    It's my first experience with Pantone, and it was a lot like trying to navigate a swamp while blindfolded, holding only a brightly colored little stick to tap with.  But I'm pleased with the end results.
    Just published: Capes
    New Project:  Misery Bubblegum

    Matt Wilson

    It's also worth noting that Pantone booklets cost like a gajillion dollars.


    Well, I got mine for $60, which is more than I wanted to pay, but less than I would have.
    Just published: Capes
    New Project:  Misery Bubblegum


    Glad to hear it, Tony! Can you post some details about the job they did - is it perfectbound? Interior color or B&W? What lamination did they use on the cover, and how did it turn out?

    My technical printing vocabulary is failing me at the moment, but any info will be appreciated.
    Masters and Minions: "Immediate, concrete, gameable" - Ken Hite.
    Get yours from the creators or finer retail stores everywhere.


    Perfect-bound, interior B/W, cover stock 12 pt. C1S (whatever that means... seems partly but not wholly glossy).
    Just published: Capes
    New Project:  Misery Bubblegum

    Michael S. Miller

    You should also be aware that there are different books for Pantone Process colors and Pantone spot colors. I'd imagine most of you will want the one for process colors--that's made by a combination of cyan, magenta, yellow, and black ink. The spot colors are done using ink that is specially formulated to print as *that* color.

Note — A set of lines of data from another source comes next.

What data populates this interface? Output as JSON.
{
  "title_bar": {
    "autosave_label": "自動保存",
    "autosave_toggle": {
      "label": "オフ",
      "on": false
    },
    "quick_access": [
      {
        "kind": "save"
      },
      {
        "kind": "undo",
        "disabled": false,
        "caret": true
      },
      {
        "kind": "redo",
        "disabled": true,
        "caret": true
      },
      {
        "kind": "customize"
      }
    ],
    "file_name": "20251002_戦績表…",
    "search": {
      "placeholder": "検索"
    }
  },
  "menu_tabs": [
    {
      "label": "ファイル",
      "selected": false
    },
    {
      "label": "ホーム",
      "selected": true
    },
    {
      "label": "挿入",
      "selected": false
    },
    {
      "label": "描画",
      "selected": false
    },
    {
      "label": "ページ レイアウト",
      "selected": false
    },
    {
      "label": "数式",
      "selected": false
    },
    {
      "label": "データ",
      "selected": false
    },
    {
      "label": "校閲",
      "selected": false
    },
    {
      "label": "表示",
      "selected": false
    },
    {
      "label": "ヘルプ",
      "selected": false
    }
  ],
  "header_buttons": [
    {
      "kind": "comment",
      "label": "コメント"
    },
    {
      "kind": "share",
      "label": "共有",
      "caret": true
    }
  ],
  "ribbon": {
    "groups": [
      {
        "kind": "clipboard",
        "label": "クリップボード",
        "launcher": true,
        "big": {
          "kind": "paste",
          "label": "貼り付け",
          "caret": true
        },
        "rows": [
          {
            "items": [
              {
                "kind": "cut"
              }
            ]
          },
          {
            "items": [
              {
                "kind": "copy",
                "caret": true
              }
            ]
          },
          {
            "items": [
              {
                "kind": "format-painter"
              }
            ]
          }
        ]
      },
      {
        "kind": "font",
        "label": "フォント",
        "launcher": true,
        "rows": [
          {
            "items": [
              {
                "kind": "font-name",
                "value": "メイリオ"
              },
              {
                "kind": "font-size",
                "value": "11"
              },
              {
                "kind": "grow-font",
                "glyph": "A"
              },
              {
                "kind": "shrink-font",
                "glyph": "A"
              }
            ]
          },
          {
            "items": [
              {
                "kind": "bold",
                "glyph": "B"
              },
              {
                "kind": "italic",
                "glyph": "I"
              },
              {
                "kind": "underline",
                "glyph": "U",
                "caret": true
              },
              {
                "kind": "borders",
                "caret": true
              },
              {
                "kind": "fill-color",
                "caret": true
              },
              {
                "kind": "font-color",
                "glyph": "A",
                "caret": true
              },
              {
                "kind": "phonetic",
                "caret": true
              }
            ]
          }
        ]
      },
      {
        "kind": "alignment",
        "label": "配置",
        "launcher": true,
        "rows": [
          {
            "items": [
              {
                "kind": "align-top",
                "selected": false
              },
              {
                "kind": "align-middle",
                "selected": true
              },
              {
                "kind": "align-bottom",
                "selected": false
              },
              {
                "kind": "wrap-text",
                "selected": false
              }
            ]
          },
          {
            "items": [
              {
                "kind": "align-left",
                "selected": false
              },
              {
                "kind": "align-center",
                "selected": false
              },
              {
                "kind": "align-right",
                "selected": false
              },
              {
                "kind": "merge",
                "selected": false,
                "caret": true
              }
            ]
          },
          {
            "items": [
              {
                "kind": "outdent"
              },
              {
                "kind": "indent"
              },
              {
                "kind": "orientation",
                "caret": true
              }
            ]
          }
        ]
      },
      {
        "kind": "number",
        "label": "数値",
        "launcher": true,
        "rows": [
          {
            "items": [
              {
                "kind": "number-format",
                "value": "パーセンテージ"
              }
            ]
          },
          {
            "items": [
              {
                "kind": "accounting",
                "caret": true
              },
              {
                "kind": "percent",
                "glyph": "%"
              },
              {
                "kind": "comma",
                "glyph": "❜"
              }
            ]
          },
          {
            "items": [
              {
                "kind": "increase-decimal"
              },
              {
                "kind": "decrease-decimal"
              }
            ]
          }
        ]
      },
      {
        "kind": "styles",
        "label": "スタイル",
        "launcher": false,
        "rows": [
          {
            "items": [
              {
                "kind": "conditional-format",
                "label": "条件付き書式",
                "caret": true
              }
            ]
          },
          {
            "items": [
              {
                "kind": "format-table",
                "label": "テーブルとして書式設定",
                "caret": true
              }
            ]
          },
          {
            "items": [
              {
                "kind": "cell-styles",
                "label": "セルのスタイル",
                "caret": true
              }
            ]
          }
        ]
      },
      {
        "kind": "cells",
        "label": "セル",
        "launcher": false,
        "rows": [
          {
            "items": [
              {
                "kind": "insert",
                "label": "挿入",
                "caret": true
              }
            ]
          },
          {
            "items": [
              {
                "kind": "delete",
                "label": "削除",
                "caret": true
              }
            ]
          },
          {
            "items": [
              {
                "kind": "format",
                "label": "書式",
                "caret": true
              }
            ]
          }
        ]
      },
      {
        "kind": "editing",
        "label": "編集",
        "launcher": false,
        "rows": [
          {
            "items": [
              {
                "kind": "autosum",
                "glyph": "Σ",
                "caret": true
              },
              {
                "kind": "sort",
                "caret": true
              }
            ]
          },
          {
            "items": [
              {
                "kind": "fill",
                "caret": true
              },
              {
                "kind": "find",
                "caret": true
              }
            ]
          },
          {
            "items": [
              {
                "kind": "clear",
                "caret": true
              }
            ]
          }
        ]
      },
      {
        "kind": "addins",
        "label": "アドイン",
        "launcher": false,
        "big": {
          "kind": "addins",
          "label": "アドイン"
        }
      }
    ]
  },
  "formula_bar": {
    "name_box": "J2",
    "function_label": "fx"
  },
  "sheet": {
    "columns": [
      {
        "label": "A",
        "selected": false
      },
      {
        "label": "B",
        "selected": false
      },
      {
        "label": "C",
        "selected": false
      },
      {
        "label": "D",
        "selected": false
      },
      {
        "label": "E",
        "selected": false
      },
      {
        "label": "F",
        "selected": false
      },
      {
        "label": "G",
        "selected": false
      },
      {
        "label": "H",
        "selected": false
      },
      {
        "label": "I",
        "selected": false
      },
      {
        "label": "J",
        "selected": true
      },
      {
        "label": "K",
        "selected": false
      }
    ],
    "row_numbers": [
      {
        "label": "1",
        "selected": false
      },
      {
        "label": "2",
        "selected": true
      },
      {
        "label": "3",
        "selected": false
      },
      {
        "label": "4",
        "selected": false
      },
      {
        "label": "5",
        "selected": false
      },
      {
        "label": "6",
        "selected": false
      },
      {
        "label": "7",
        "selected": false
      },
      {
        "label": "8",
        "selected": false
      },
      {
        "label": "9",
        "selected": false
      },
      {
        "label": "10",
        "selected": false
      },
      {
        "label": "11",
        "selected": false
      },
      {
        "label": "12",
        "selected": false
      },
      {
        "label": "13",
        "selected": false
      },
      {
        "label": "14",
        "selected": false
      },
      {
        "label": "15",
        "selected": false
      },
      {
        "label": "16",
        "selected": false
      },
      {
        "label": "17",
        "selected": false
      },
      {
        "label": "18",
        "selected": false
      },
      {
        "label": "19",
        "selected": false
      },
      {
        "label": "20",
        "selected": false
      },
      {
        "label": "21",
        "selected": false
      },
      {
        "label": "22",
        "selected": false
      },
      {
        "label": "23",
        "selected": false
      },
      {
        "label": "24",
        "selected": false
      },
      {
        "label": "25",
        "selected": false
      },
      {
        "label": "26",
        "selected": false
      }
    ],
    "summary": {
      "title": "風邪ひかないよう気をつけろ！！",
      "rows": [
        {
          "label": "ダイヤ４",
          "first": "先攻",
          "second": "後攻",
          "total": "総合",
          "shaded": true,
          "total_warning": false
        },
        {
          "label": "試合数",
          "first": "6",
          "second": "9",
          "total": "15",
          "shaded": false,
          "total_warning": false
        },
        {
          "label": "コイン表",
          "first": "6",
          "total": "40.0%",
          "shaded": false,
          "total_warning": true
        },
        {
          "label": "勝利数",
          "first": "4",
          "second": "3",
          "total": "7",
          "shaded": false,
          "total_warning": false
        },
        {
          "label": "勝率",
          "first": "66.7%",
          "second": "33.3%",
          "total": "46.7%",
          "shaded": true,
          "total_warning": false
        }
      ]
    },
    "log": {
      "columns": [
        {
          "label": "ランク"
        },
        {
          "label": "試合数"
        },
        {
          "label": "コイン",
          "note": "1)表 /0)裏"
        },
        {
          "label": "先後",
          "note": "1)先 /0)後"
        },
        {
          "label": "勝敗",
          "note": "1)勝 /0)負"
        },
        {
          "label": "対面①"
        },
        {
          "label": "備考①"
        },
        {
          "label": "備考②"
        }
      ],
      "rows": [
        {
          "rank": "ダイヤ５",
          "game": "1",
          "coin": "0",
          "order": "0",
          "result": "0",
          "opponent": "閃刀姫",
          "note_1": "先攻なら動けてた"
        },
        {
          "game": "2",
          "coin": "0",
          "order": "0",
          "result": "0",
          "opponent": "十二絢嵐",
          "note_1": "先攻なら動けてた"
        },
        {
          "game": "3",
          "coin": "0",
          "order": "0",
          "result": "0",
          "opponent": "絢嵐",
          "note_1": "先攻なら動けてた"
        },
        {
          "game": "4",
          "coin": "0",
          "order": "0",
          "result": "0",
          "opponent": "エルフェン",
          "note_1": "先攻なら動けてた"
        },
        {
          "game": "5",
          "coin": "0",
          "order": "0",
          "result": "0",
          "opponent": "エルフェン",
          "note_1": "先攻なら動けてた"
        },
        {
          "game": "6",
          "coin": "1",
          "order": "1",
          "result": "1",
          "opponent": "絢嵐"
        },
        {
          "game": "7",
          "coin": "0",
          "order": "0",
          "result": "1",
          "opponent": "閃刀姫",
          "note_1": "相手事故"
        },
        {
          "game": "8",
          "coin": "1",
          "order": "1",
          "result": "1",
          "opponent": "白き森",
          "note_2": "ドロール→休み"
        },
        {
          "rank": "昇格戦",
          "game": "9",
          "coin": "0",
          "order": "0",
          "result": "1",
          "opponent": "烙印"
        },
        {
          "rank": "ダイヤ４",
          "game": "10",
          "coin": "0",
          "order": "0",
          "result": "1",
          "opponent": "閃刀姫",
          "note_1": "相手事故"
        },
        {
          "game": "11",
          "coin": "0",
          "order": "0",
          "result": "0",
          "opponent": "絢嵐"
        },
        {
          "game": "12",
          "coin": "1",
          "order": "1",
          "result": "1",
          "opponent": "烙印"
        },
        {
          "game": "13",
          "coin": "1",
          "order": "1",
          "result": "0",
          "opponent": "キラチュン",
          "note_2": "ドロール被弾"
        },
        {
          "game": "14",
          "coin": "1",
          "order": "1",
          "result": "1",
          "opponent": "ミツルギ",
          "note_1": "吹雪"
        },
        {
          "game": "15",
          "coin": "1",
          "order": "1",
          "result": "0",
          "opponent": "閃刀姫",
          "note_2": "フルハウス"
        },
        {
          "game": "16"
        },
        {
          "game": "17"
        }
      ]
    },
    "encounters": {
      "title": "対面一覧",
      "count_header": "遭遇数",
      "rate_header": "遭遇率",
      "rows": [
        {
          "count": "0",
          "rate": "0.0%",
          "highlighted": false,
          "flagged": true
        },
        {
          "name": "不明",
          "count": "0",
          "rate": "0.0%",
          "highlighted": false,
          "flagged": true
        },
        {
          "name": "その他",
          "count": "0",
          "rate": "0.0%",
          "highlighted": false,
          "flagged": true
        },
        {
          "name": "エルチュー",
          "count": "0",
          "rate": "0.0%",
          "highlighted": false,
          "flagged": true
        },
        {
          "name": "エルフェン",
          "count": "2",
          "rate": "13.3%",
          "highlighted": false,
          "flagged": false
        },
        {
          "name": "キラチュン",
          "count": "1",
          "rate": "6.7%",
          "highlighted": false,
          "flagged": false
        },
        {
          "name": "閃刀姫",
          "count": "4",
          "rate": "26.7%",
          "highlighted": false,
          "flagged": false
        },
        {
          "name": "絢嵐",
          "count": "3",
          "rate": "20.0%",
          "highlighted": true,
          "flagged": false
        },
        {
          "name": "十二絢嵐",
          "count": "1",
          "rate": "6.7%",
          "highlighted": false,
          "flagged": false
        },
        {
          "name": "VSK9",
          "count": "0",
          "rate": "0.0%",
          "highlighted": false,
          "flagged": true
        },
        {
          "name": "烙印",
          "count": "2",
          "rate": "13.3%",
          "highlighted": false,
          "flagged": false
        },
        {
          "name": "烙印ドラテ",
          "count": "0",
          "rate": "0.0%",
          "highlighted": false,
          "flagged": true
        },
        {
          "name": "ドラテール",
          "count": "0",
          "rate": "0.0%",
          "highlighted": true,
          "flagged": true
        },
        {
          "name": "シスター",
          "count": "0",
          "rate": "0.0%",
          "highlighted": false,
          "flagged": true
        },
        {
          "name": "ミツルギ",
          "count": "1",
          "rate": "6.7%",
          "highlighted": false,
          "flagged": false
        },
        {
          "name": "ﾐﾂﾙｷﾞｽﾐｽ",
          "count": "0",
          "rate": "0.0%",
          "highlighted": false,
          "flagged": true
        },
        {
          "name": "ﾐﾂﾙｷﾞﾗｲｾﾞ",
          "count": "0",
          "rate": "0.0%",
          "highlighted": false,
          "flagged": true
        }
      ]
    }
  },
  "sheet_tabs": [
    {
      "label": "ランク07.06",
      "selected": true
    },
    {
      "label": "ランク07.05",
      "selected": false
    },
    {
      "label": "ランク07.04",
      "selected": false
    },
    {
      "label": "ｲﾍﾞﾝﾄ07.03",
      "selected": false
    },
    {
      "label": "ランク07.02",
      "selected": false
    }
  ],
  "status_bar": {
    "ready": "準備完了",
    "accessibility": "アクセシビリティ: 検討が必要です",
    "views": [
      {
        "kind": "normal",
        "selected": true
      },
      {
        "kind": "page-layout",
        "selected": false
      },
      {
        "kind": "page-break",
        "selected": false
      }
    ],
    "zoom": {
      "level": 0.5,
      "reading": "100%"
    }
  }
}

    Remember also that even Pantone process looks slightly different on different machines. Luke Crane has used a number of different printers for his Burning Wheel stuff and when he lines them up next to each other, even I can see the difference.

    For those who wish to avoid the cost of a Pantone swatch book, I might also suggest going to your local print shop and saying, "I need to take a look at a Pantone swatch book for a print job I'm considering. Is there a charge for that?"
    Serial Homicide Unit Hunt down a killer!
    Incarnadine Press--The Redder, the Better!


    C1S - Coated one side - is the gloss coating on one side of the stock. I knew that all those years in the printing industry taught me something.
    Yes, The Thor from Toledo

    Brennan Taylor

    I was the one who referred RPI to Luke in the first post, and I want to second Tony's impression. These guys are really good at customer service, competitively priced, and the production guy I used was also a gamer! He knew exactly what the book should look like when it came out.


    Absolutely excellent "review", Tony.  Thanks!

    Couple more questions for you, though.

    1)  What was your print run quanity?

    2)  How did the quote for cost match up with other places you checked?

    3)  How long did it take them to print?

    Thanks again!
    Game Monkey Press

    "When trouble arises and things look bad, there is always one individual who perceives a solution and is willing to take command. Very often, that individual is crazy." -Dave Barry


    (1) 100 books
    (2) Noticeably higher (I seem to recall a figure of 20 cents per book difference, but I don't have the numbers to hand)
    (3) Five business days, then five to ship UPS.
    Just published: Capes
    New Project:  Misery Bubblegum